- Intel i5-7400, 4 cores (4 threads) at 3 GHz: $185
- Ryzen 5 1600X, 6 cores (12 threads) at 3.6 GHz: $250
- Intel i5-7600K, 4 cores (4 threads) at 3.8 GHz: $240
- Ryzen 7 1700X, 8 cores (16 threads) at 3.4 GHz: $335
- Intel i7-7700K, 4 cores (8 threads) at 3.6 GHz: $337
Congratulations AMD! You guys are finally doing CPUs that can actually compete directly with Intel’s! It was about time… I bet that Intel was getting bored of being all alone with no competition.
Take a look at how the Ryzen’s cores grows up! The Ryzen 7 1700X just DOUBLES the number of cores of the i7 7700K. That’s crazy, and this may lead you automatically to think that Ryzen is better than Intel. But I’m afraid that this is true and false at the same time.
As I was saying before, the more cores you have the better for multi-core applications. The problem is that games are not programmed to take the most out of every core. In fact, most of the games use only two cores. And when it comes to performance-per-core, Intel outperforms AMD. That’s why Intel processors are still the best option for gaming builds.
But wait, that not means that anyone shouldn’t build a Ryzen-based gaming computer. You must think carefully what your needs really are. For example, I don’t use my computer only for playing games, but instead, I use it (mainly) also for working. I’m a software developer and I also run some machine learning experiments in my free time, which needs as many cores as possible. So, in my case, if I were to build a gaming computer I would consider getting a Ryzen gaming PC.
Don’t take the expert’s or guru’s word as the only and unique truth
It all depends on your personal needs. Don’t take the experts or gurus word as the only and unique truth. Just think what do YOU use your computer for or what would you like to. Trust yourself, nobody else.
The Best Ryzen Gaming Builds
Now that I’ve introduced you the Ryzen’s pros and cons, it’s time to show you a couple of builds. The first one is an entry-level gaming computer, based on the most popular build, the $500 Gaming Build.
If you compare these two builds, you will see that the Ryzen is around $40 more expensive due to the price difference between the processors. Unlike you might be thinking, the Ryzen 5 1400 is as powerful as the i3-7100 for gaming. In all other aspects, the Ryzen clearly outperforms the Intel processor. Nonetheless, there is a substantial price difference between them…
You can learn more about this CONSOLE KILLER Gaming PC in this post.
The next build is based on the $1000 1080p Queen, which has been designed to get the most out of an Nvidia GTX 1060 6GB. The only difference between the Intel’s and the Ryzen builds is the motherboard and the processor.

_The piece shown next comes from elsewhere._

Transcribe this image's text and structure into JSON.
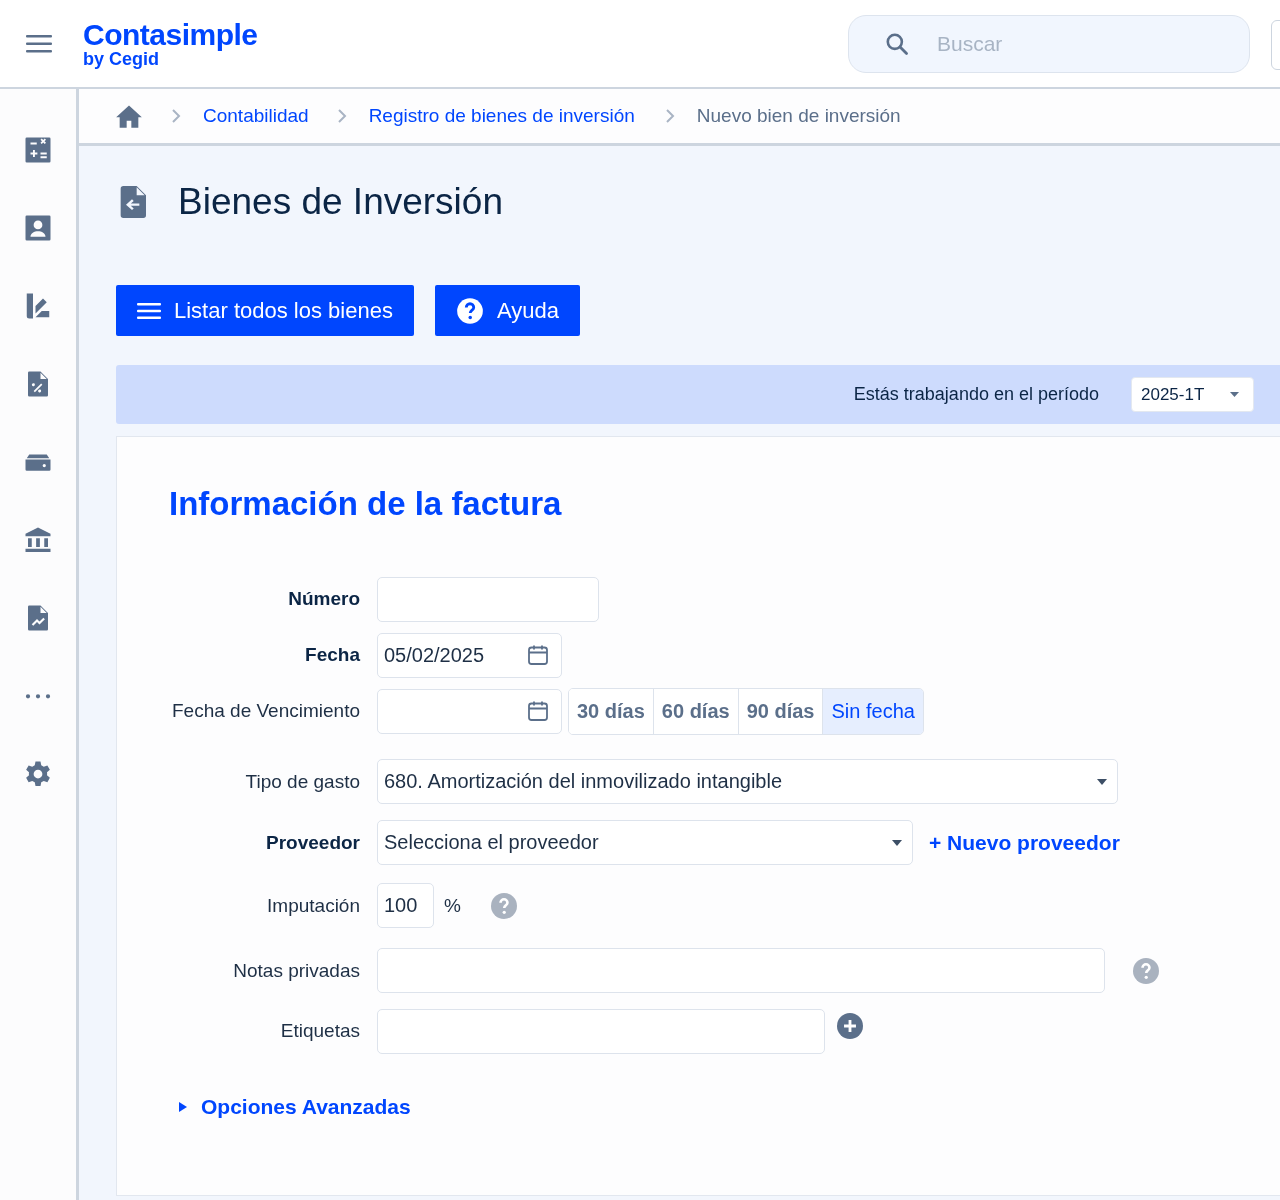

Other than that they both share the same components, even the budget is the same.
What really matters in this build is that the GPU is not bottlenecked, not with the Ryzen CPU, neither with the Intel’s. It’s true that the i7-7700K will scratch some FPS out of the GTX 1060 6GB, but it won’t really make a difference. So, in my opinion, this Ryzen 7 build is really awesome as a good-for-all computer.
You can read more details about the overall performance in this post.

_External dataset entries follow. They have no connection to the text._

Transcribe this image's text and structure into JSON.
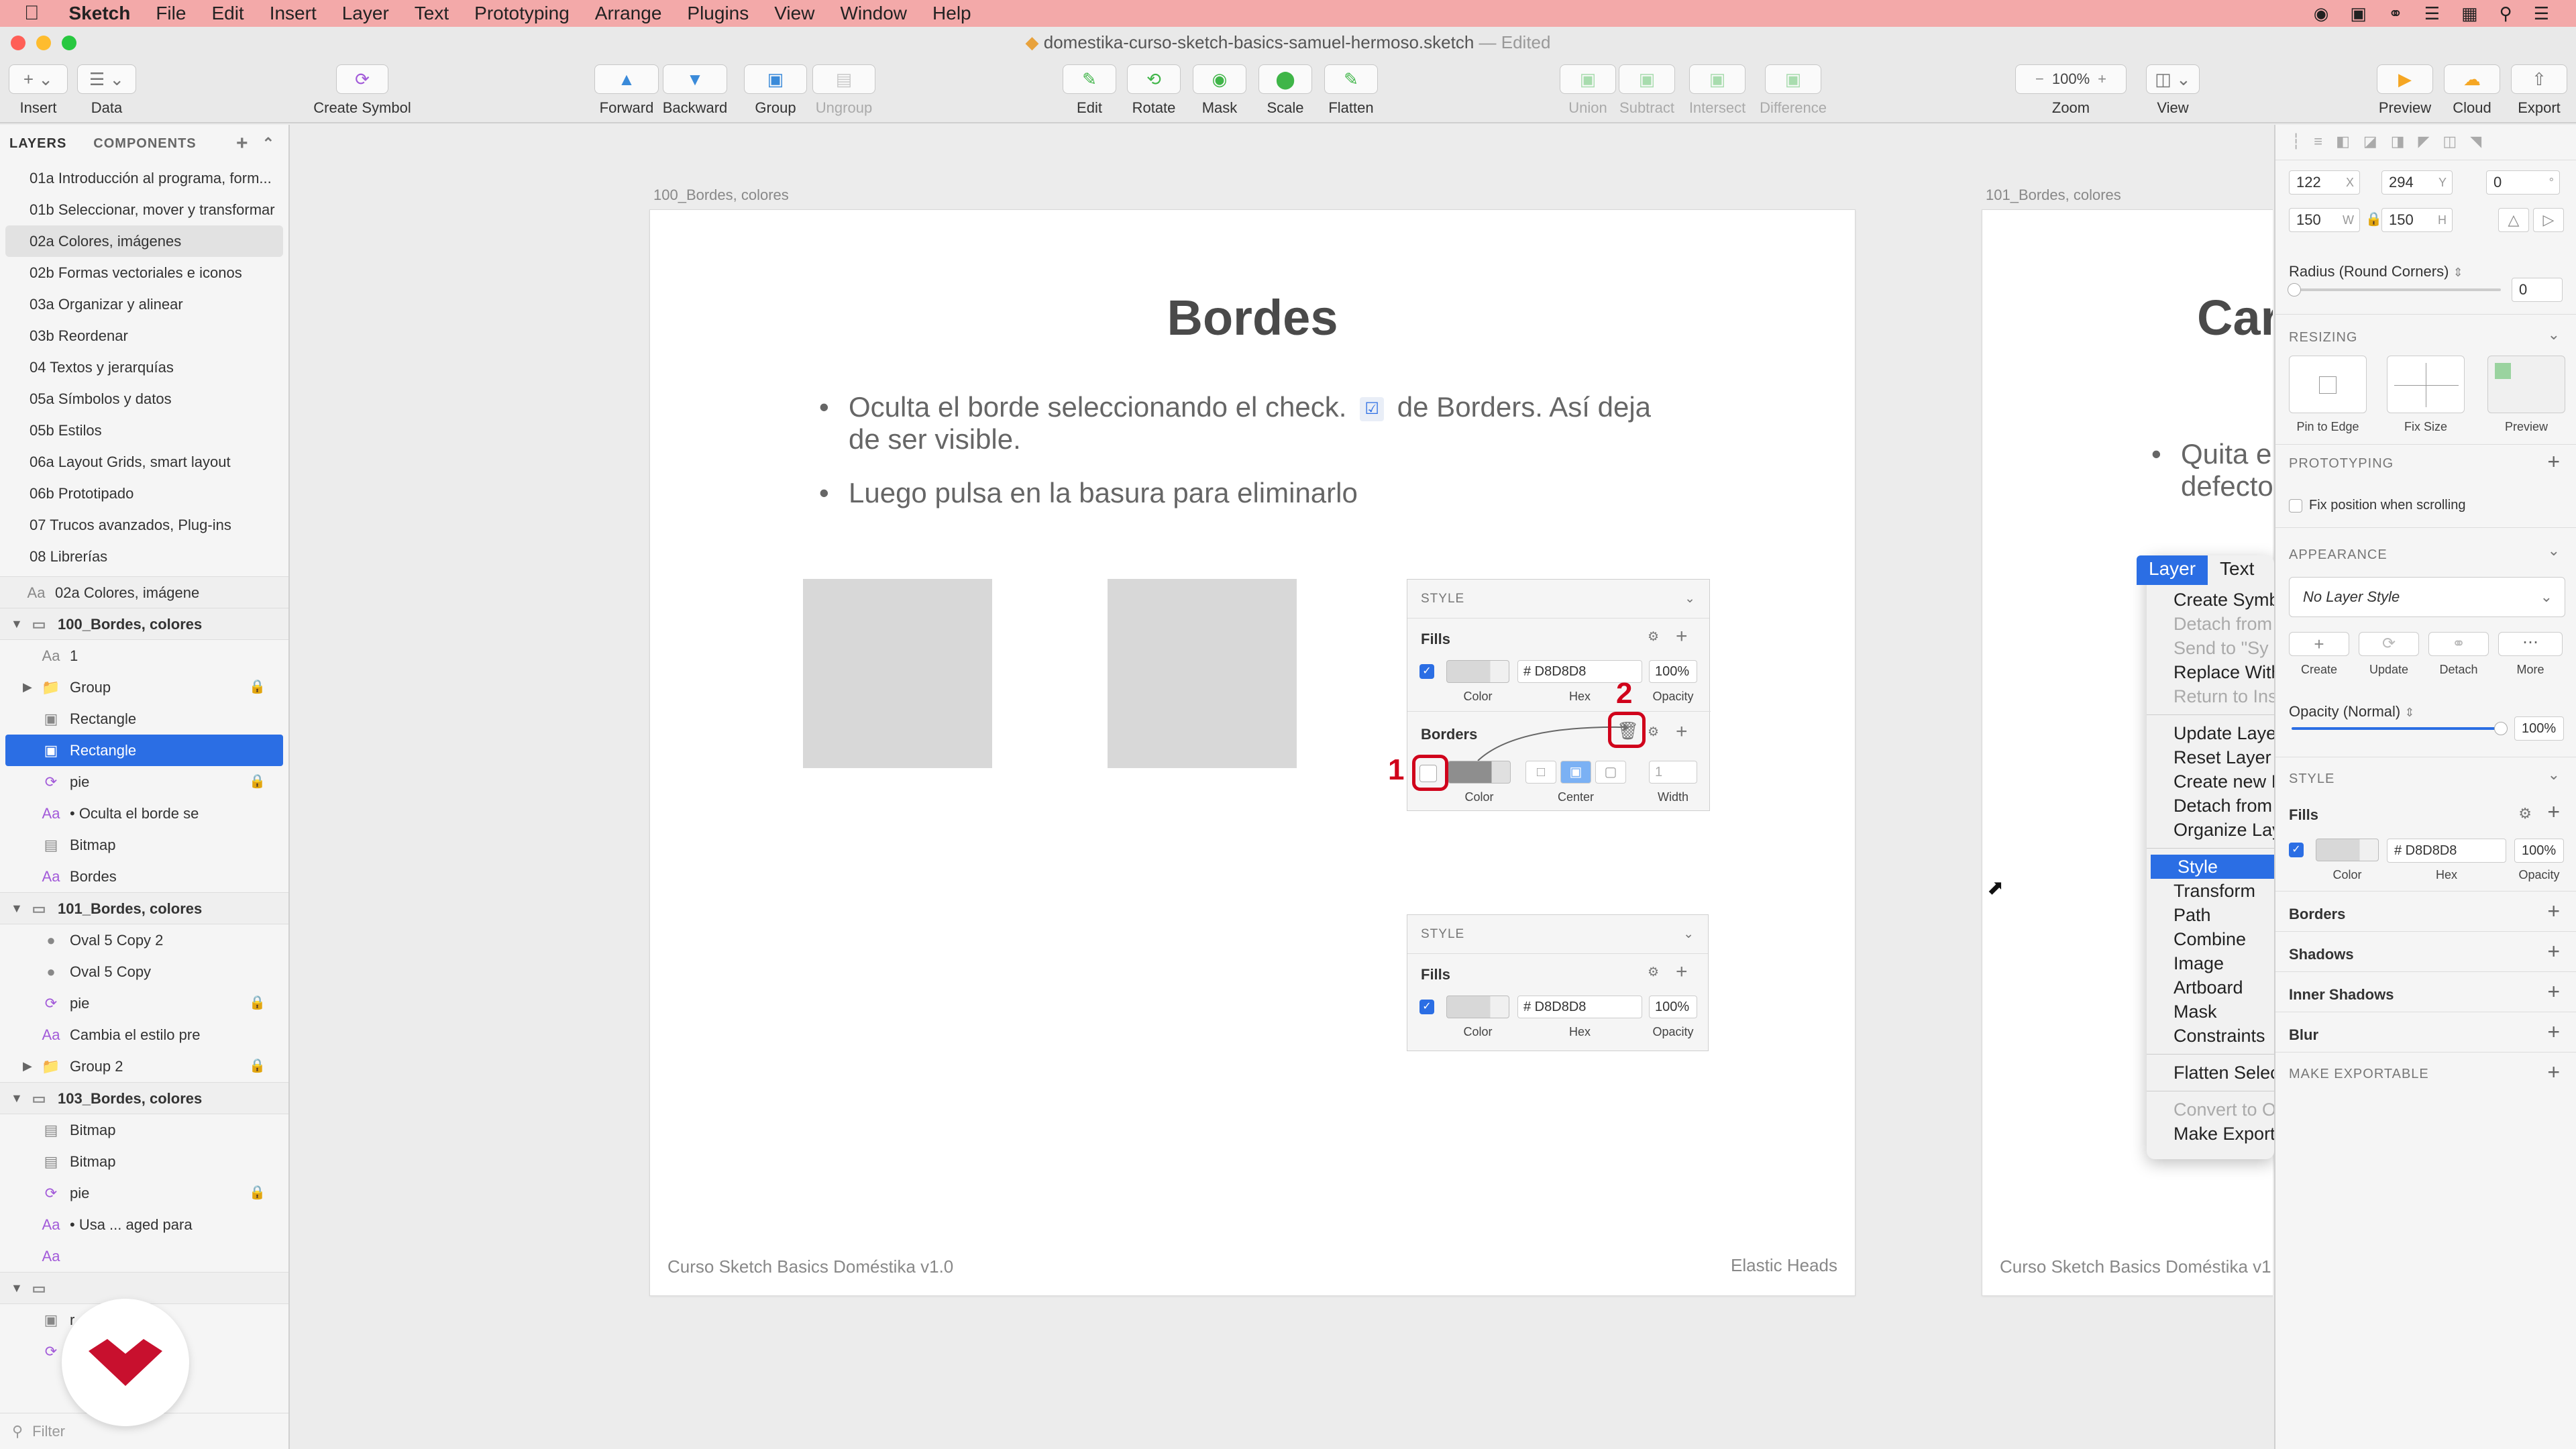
{
  "menubar": {
    "app": "Sketch",
    "items": [
      "File",
      "Edit",
      "Insert",
      "Layer",
      "Text",
      "Prototyping",
      "Arrange",
      "Plugins",
      "View",
      "Window",
      "Help"
    ]
  },
  "window": {
    "title": "domestika-curso-sketch-basics-samuel-hermoso.sketch",
    "edited": "— Edited"
  },
  "toolbar": {
    "insert": "Insert",
    "data": "Data",
    "create_symbol": "Create Symbol",
    "forward": "Forward",
    "backward": "Backward",
    "group": "Group",
    "ungroup": "Ungroup",
    "edit": "Edit",
    "rotate": "Rotate",
    "mask": "Mask",
    "scale": "Scale",
    "flatten": "Flatten",
    "union": "Union",
    "subtract": "Subtract",
    "intersect": "Intersect",
    "difference": "Difference",
    "zoom_value": "100%",
    "zoom": "Zoom",
    "view": "View",
    "preview": "Preview",
    "cloud": "Cloud",
    "export": "Export"
  },
  "left_panel": {
    "tab_layers": "LAYERS",
    "tab_components": "COMPONENTS",
    "pages": [
      "01a Introducción al programa, form...",
      "01b Seleccionar, mover y transformar",
      "02a Colores, imágenes",
      "02b Formas vectoriales e iconos",
      "03a Organizar y alinear",
      "03b Reordenar",
      "04 Textos y jerarquías",
      "05a Símbolos y datos",
      "05b Estilos",
      "06a Layout Grids, smart layout",
      "06b Prototipado",
      "07 Trucos avanzados, Plug-ins",
      "08 Librerías"
    ],
    "current_page": "02a Colores, imágene",
    "artboard1": "100_Bordes, colores",
    "ab1_layers": [
      "1",
      "Group",
      "Rectangle",
      "Rectangle",
      "pie",
      "• Oculta el borde se",
      "Bitmap",
      "Bordes"
    ],
    "artboard2": "101_Bordes, colores",
    "ab2_layers": [
      "Oval 5 Copy 2",
      "Oval 5 Copy",
      "pie",
      "Cambia el estilo pre",
      "Group 2"
    ],
    "artboard3": "103_Bordes, colores",
    "ab3_layers": [
      "Bitmap",
      "Bitmap",
      "pie",
      "• Usa ... aged para"
    ],
    "partial": [
      "r",
      "pie"
    ],
    "filter": "Filter"
  },
  "canvas": {
    "artboard1_label": "100_Bordes, colores",
    "artboard2_label": "101_Bordes, colores",
    "slide_title": "Bordes",
    "bullet1_a": "Oculta el borde seleccionando el check.",
    "bullet1_b": "de Borders. Así deja",
    "bullet1_c": "de ser visible.",
    "bullet2": "Luego pulsa en la basura para eliminarlo",
    "footer_left": "Curso Sketch Basics Doméstika v1.0",
    "footer_right": "Elastic Heads",
    "ab2_title_partial": "Car",
    "ab2_bullet_a": "Quita e",
    "ab2_bullet_b": "defecto",
    "ab2_footer_partial": "Curso Sketch Basics Doméstika v1.0",
    "panel1": {
      "style": "STYLE",
      "fills": "Fills",
      "hex": "# D8D8D8",
      "opacity": "100%",
      "cap_color": "Color",
      "cap_hex": "Hex",
      "cap_opacity": "Opacity",
      "borders": "Borders",
      "width_val": "1",
      "cap_center": "Center",
      "cap_width": "Width",
      "mark1": "1",
      "mark2": "2"
    },
    "panel2": {
      "style": "STYLE",
      "fills": "Fills",
      "hex": "# D8D8D8",
      "opacity": "100%",
      "cap_color": "Color",
      "cap_hex": "Hex",
      "cap_opacity": "Opacity"
    }
  },
  "context_menu": {
    "tab_layer": "Layer",
    "tab_text": "Text",
    "items": [
      {
        "label": "Create Symb",
        "state": "normal"
      },
      {
        "label": "Detach from",
        "state": "disabled"
      },
      {
        "label": "Send to \"Sy",
        "state": "disabled"
      },
      {
        "label": "Replace With",
        "state": "normal"
      },
      {
        "label": "Return to Ins",
        "state": "disabled"
      },
      {
        "sep": true
      },
      {
        "label": "Update Laye",
        "state": "normal"
      },
      {
        "label": "Reset Layer",
        "state": "normal"
      },
      {
        "label": "Create new I",
        "state": "normal"
      },
      {
        "label": "Detach from",
        "state": "normal"
      },
      {
        "label": "Organize Lay",
        "state": "normal"
      },
      {
        "sep": true
      },
      {
        "label": "Style",
        "state": "selected"
      },
      {
        "label": "Transform",
        "state": "normal"
      },
      {
        "label": "Path",
        "state": "normal"
      },
      {
        "label": "Combine",
        "state": "normal"
      },
      {
        "label": "Image",
        "state": "normal"
      },
      {
        "label": "Artboard",
        "state": "normal"
      },
      {
        "label": "Mask",
        "state": "normal"
      },
      {
        "label": "Constraints",
        "state": "normal"
      },
      {
        "sep": true
      },
      {
        "label": "Flatten Selec",
        "state": "normal"
      },
      {
        "sep": true
      },
      {
        "label": "Convert to O",
        "state": "disabled"
      },
      {
        "label": "Make Export",
        "state": "normal"
      }
    ]
  },
  "right_panel": {
    "x": "122",
    "x_label": "X",
    "y": "294",
    "y_label": "Y",
    "rot": "0",
    "rot_label": "°",
    "w": "150",
    "w_label": "W",
    "h": "150",
    "h_label": "H",
    "radius_label": "Radius (Round Corners)",
    "radius_value": "0",
    "resizing": "RESIZING",
    "pin_to_edge": "Pin to Edge",
    "fix_size": "Fix Size",
    "preview": "Preview",
    "prototyping": "PROTOTYPING",
    "fix_position": "Fix position when scrolling",
    "appearance": "APPEARANCE",
    "layer_style": "No Layer Style",
    "create": "Create",
    "update": "Update",
    "detach": "Detach",
    "more": "More",
    "opacity_label": "Opacity (Normal)",
    "opacity_value": "100%",
    "style": "STYLE",
    "fills": "Fills",
    "fill_hex": "# D8D8D8",
    "fill_opacity": "100%",
    "cap_color": "Color",
    "cap_hex": "Hex",
    "cap_opacity": "Opacity",
    "borders": "Borders",
    "shadows": "Shadows",
    "inner_shadows": "Inner Shadows",
    "blur": "Blur",
    "make_exportable": "MAKE EXPORTABLE"
  },
  "colors": {
    "accent": "#2b6ee4",
    "menubar_bg": "#f3a9a9",
    "fill": "#d8d8d8",
    "annotation_red": "#d0021b",
    "brand": "#c8102e"
  }
}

*** Note: the Hyper D92 cooler fan may require an “Upgrade Kit” to use it along with the AM4 socket. The latest production model includes the Upgrade Kit but in case you need it, you can get it for free at the Cooler Master site here.
Does The Ryzen CPUs Really Worth It?
I hope that after reading this post you are able to answer this question by yourself, but in case you are not completely sure, let me summarize the Ryzen VS Intel battle in two simple statements:
- Ryzen is better than Intel for multi-core applications (better price/performance ratio than Intel)
- Ryzen is worst than Intel for gaming (worst price/performance ratio than Intel)
So, if you are a game developer, graphic designer, video editor, data scientist… then a Ryzen based build will be definitely better for your needs. Otherwise, if you want a computer for gaming as a first priority, an Intel-based PC can be more powerful… at least for now.
I hope you have learned something new reading this post and if you have any question related to the builds presented comment below and I’ll do my best to help you 🙂